• **Requirement**: Among the entries below, find the lines holding "selected" and copy them.

• **Given records**:
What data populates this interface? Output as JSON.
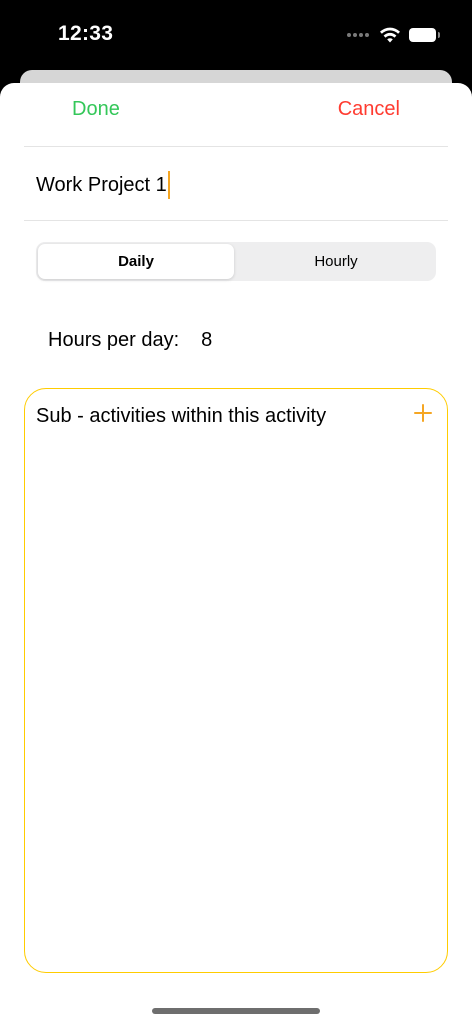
{
  "status_bar": {
    "time": "12:33"
  },
  "nav": {
    "done_label": "Done",
    "cancel_label": "Cancel"
  },
  "activity": {
    "name_value": "Work Project 1"
  },
  "frequency": {
    "options": [
      "Daily",
      "Hourly"
    ],
    "selected": "Daily"
  },
  "hours": {
    "label": "Hours per day:",
    "value": "8"
  },
  "sub_activities": {
    "title": "Sub - activities within this activity",
    "add_icon": "plus-icon"
  },
  "colors": {
    "done": "#34c759",
    "cancel": "#ff3b30",
    "accent": "#f5a623",
    "box_border": "#ffcc00"
  }
}
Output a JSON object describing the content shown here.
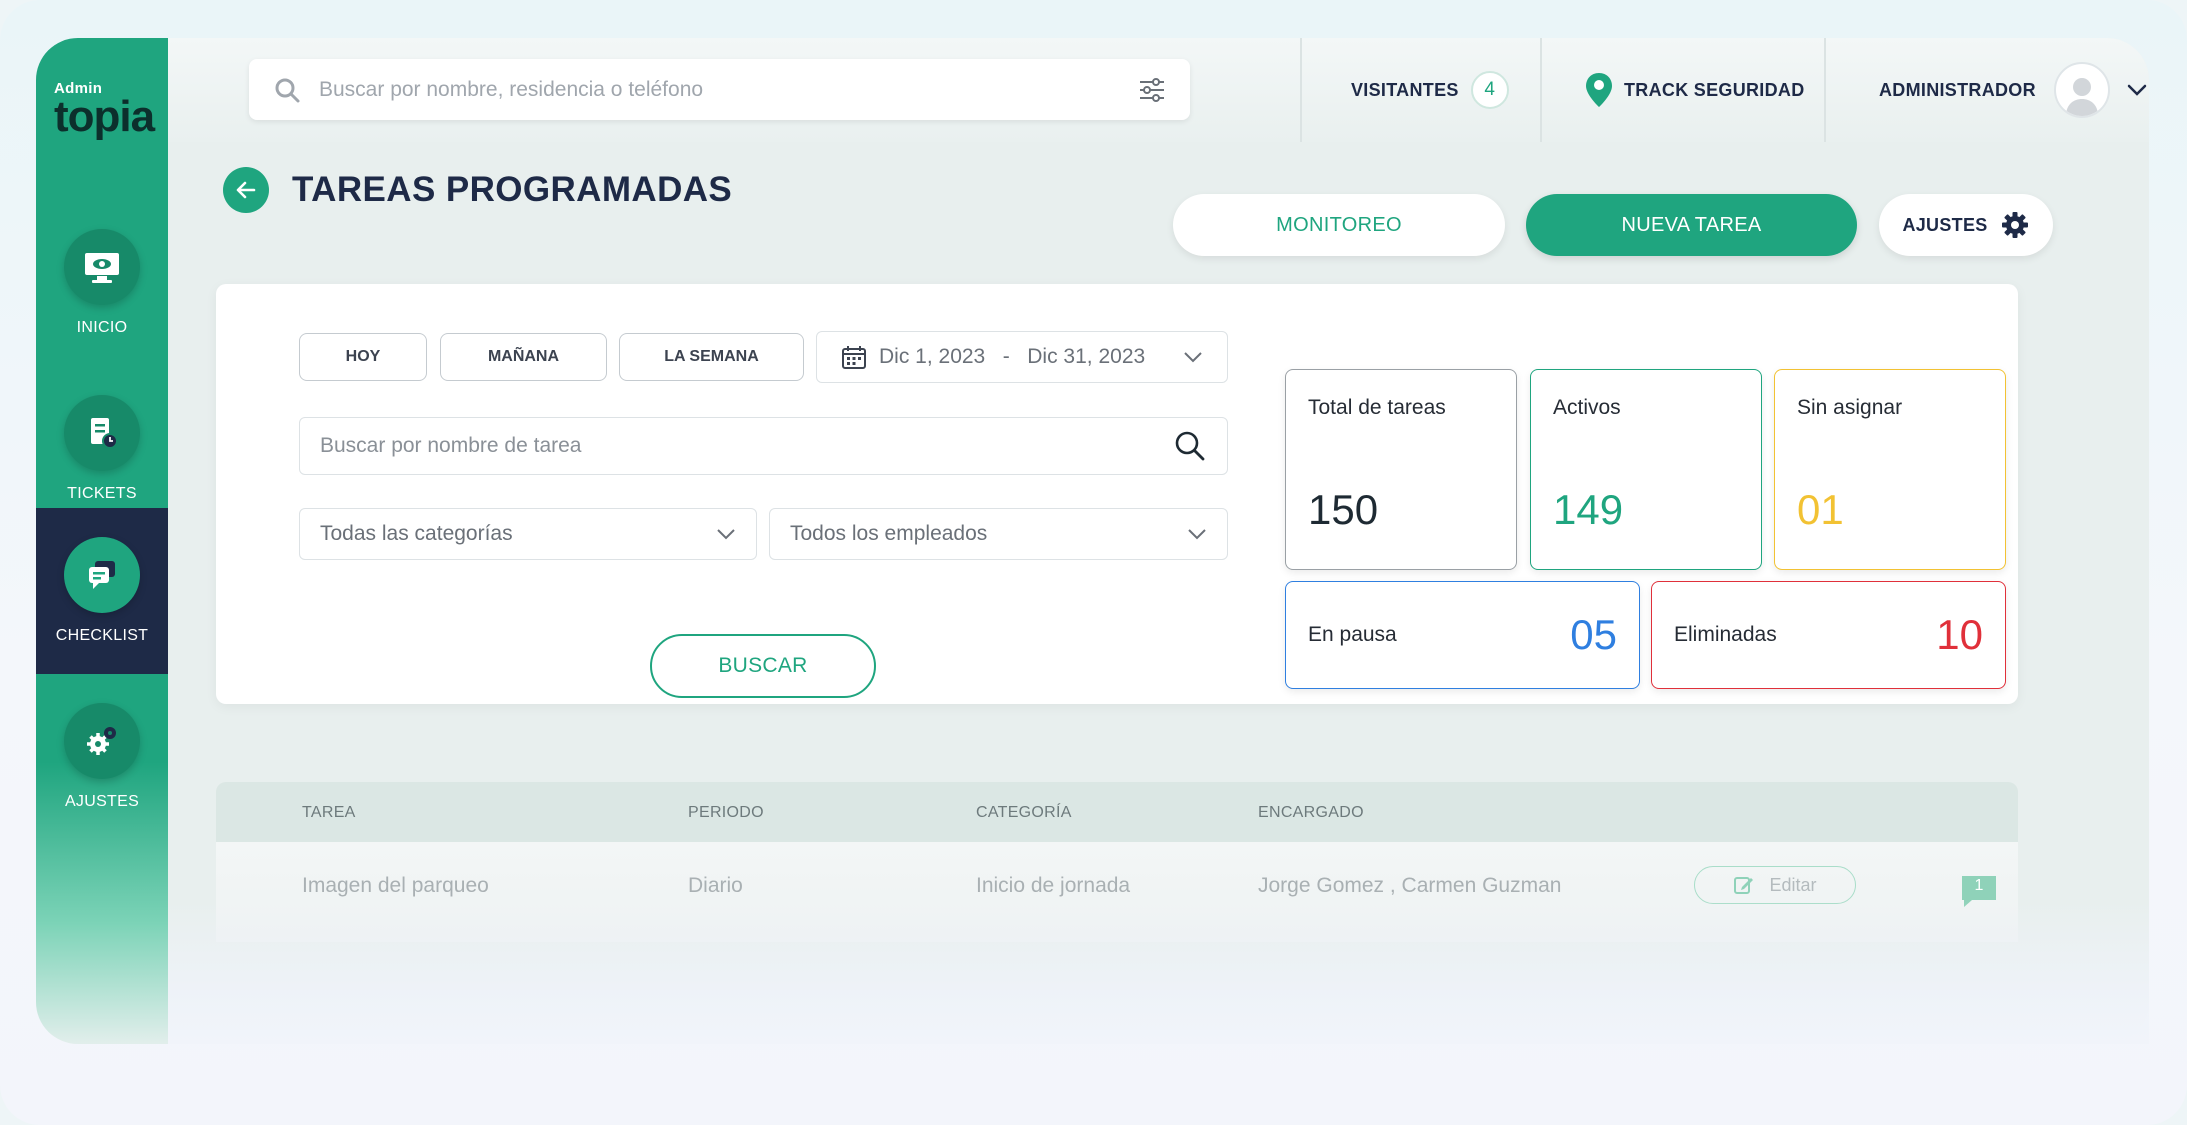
{
  "brand": {
    "small": "Admin",
    "big": "topia"
  },
  "sidebar": {
    "items": [
      {
        "label": "INICIO",
        "icon": "monitor-eye-icon",
        "active": false
      },
      {
        "label": "TICKETS",
        "icon": "ticket-clock-icon",
        "active": false
      },
      {
        "label": "CHECKLIST",
        "icon": "chat-bubbles-icon",
        "active": true
      },
      {
        "label": "AJUSTES",
        "icon": "gears-icon",
        "active": false
      }
    ]
  },
  "topbar": {
    "search_placeholder": "Buscar por nombre, residencia o teléfono",
    "visitantes_label": "VISITANTES",
    "visitantes_count": "4",
    "track_label": "TRACK SEGURIDAD",
    "user_label": "ADMINISTRADOR"
  },
  "header": {
    "title": "TAREAS PROGRAMADAS",
    "monitoreo_label": "MONITOREO",
    "nueva_tarea_label": "NUEVA TAREA",
    "ajustes_label": "AJUSTES"
  },
  "filters": {
    "quick": [
      "HOY",
      "MAÑANA",
      "LA SEMANA"
    ],
    "date_from": "Dic 1, 2023",
    "date_sep": "-",
    "date_to": "Dic 31, 2023",
    "task_search_placeholder": "Buscar por nombre de tarea",
    "category_value": "Todas las categorías",
    "employee_value": "Todos los empleados",
    "buscar_label": "BUSCAR"
  },
  "stats": {
    "total": {
      "label": "Total de tareas",
      "value": "150",
      "color": "#1e2a33"
    },
    "activos": {
      "label": "Activos",
      "value": "149",
      "color": "#1fa57f"
    },
    "sin_asignar": {
      "label": "Sin asignar",
      "value": "01",
      "color": "#f2c233"
    },
    "en_pausa": {
      "label": "En pausa",
      "value": "05",
      "color": "#2f7fe0"
    },
    "eliminadas": {
      "label": "Eliminadas",
      "value": "10",
      "color": "#e0303a"
    }
  },
  "table": {
    "headers": [
      "TAREA",
      "PERIODO",
      "CATEGORÍA",
      "ENCARGADO"
    ],
    "rows": [
      {
        "tarea": "Imagen del parqueo",
        "periodo": "Diario",
        "categoria": "Inicio de jornada",
        "encargado": "Jorge Gomez , Carmen Guzman",
        "edit_label": "Editar",
        "comments": "1"
      }
    ]
  },
  "colors": {
    "accent": "#1fa57f",
    "dark": "#1e2a47"
  }
}
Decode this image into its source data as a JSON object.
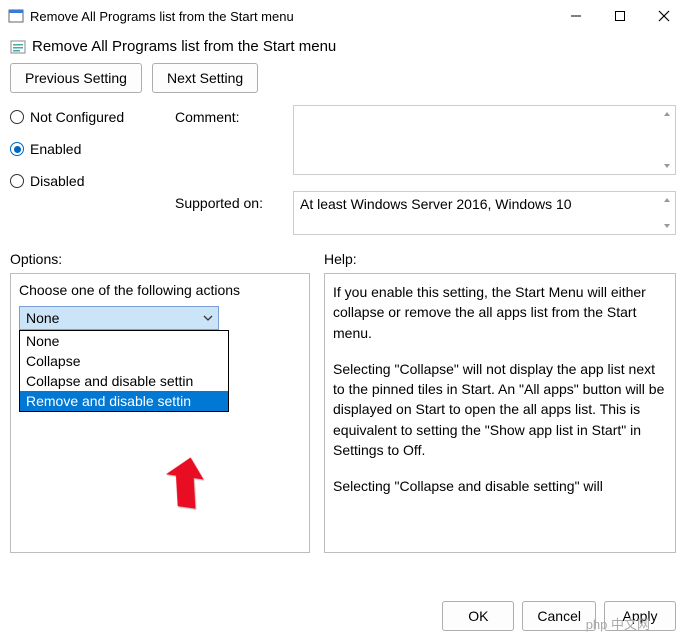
{
  "window": {
    "title": "Remove All Programs list from the Start menu"
  },
  "policy": {
    "title": "Remove All Programs list from the Start menu"
  },
  "nav": {
    "prev": "Previous Setting",
    "next": "Next Setting"
  },
  "state": {
    "not_configured": "Not Configured",
    "enabled": "Enabled",
    "disabled": "Disabled",
    "selected": "enabled"
  },
  "meta": {
    "comment_label": "Comment:",
    "comment_value": "",
    "supported_label": "Supported on:",
    "supported_value": "At least Windows Server 2016, Windows 10"
  },
  "panels": {
    "options_label": "Options:",
    "help_label": "Help:"
  },
  "options": {
    "choose_label": "Choose one of the following actions",
    "selected": "None",
    "items": [
      "None",
      "Collapse",
      "Collapse and disable settin",
      "Remove and disable settin"
    ],
    "highlighted_index": 3
  },
  "help": {
    "p1": "If you enable this setting, the Start Menu will either collapse or remove the all apps list from the Start menu.",
    "p2": "Selecting \"Collapse\" will not display the app list next to the pinned tiles in Start. An \"All apps\" button will be displayed on Start to open the all apps list. This is equivalent to setting the \"Show app list in Start\" in Settings to Off.",
    "p3": "Selecting \"Collapse and disable setting\" will"
  },
  "buttons": {
    "ok": "OK",
    "cancel": "Cancel",
    "apply": "Apply"
  },
  "watermark": "php 中文网"
}
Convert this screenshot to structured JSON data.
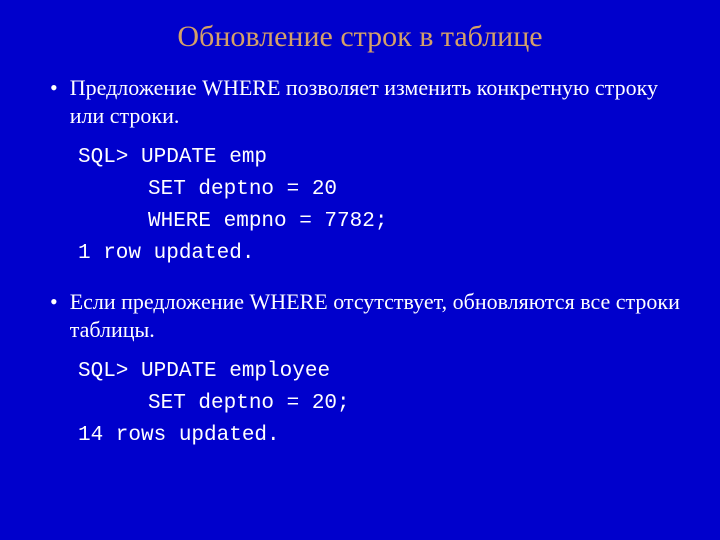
{
  "title": "Обновление строк в таблице",
  "bullets": [
    {
      "text": "Предложение WHERE позволяет изменить конкретную строку или строки.",
      "code": [
        {
          "text": "SQL> UPDATE emp",
          "indent": false
        },
        {
          "text": "SET deptno = 20",
          "indent": true
        },
        {
          "text": "WHERE empno = 7782;",
          "indent": true
        },
        {
          "text": "1 row updated.",
          "indent": false
        }
      ]
    },
    {
      "text": "Если предложение WHERE отсутствует, обновляются все строки таблицы.",
      "code": [
        {
          "text": "SQL> UPDATE employee",
          "indent": false
        },
        {
          "text": "SET deptno = 20;",
          "indent": true
        },
        {
          "text": "14 rows updated.",
          "indent": false
        }
      ]
    }
  ]
}
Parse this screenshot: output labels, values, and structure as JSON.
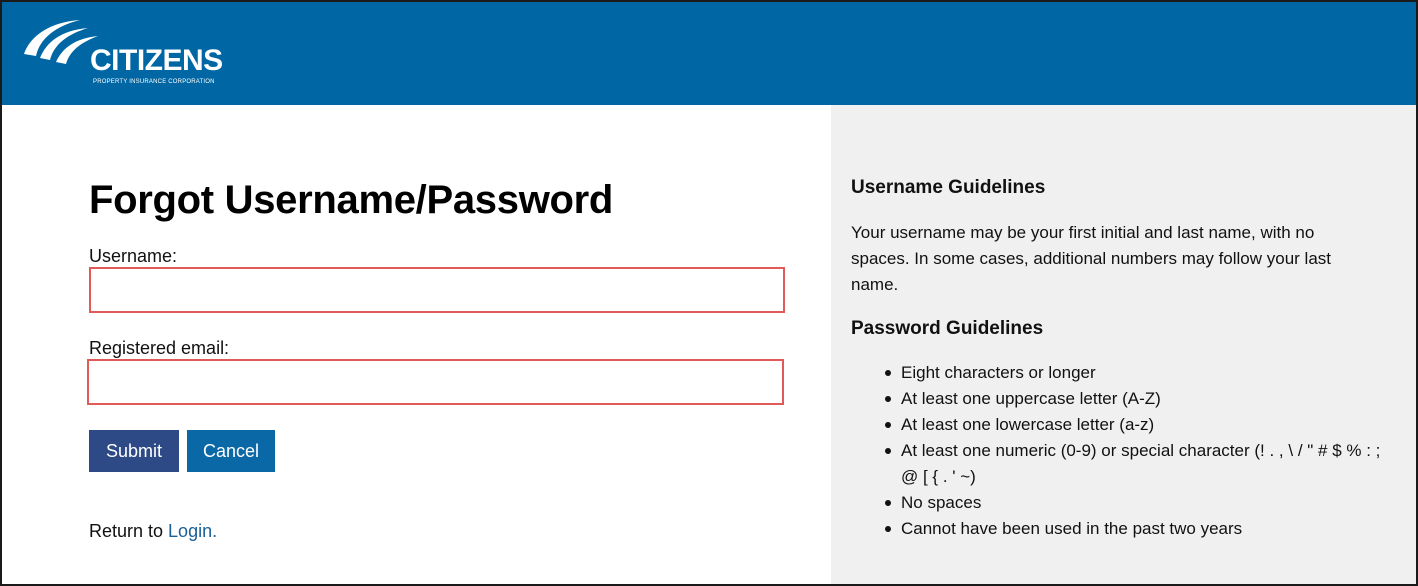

• **Written response**:
    "selected": "Daily"
    "selected": "enabled"
    "selected": "None",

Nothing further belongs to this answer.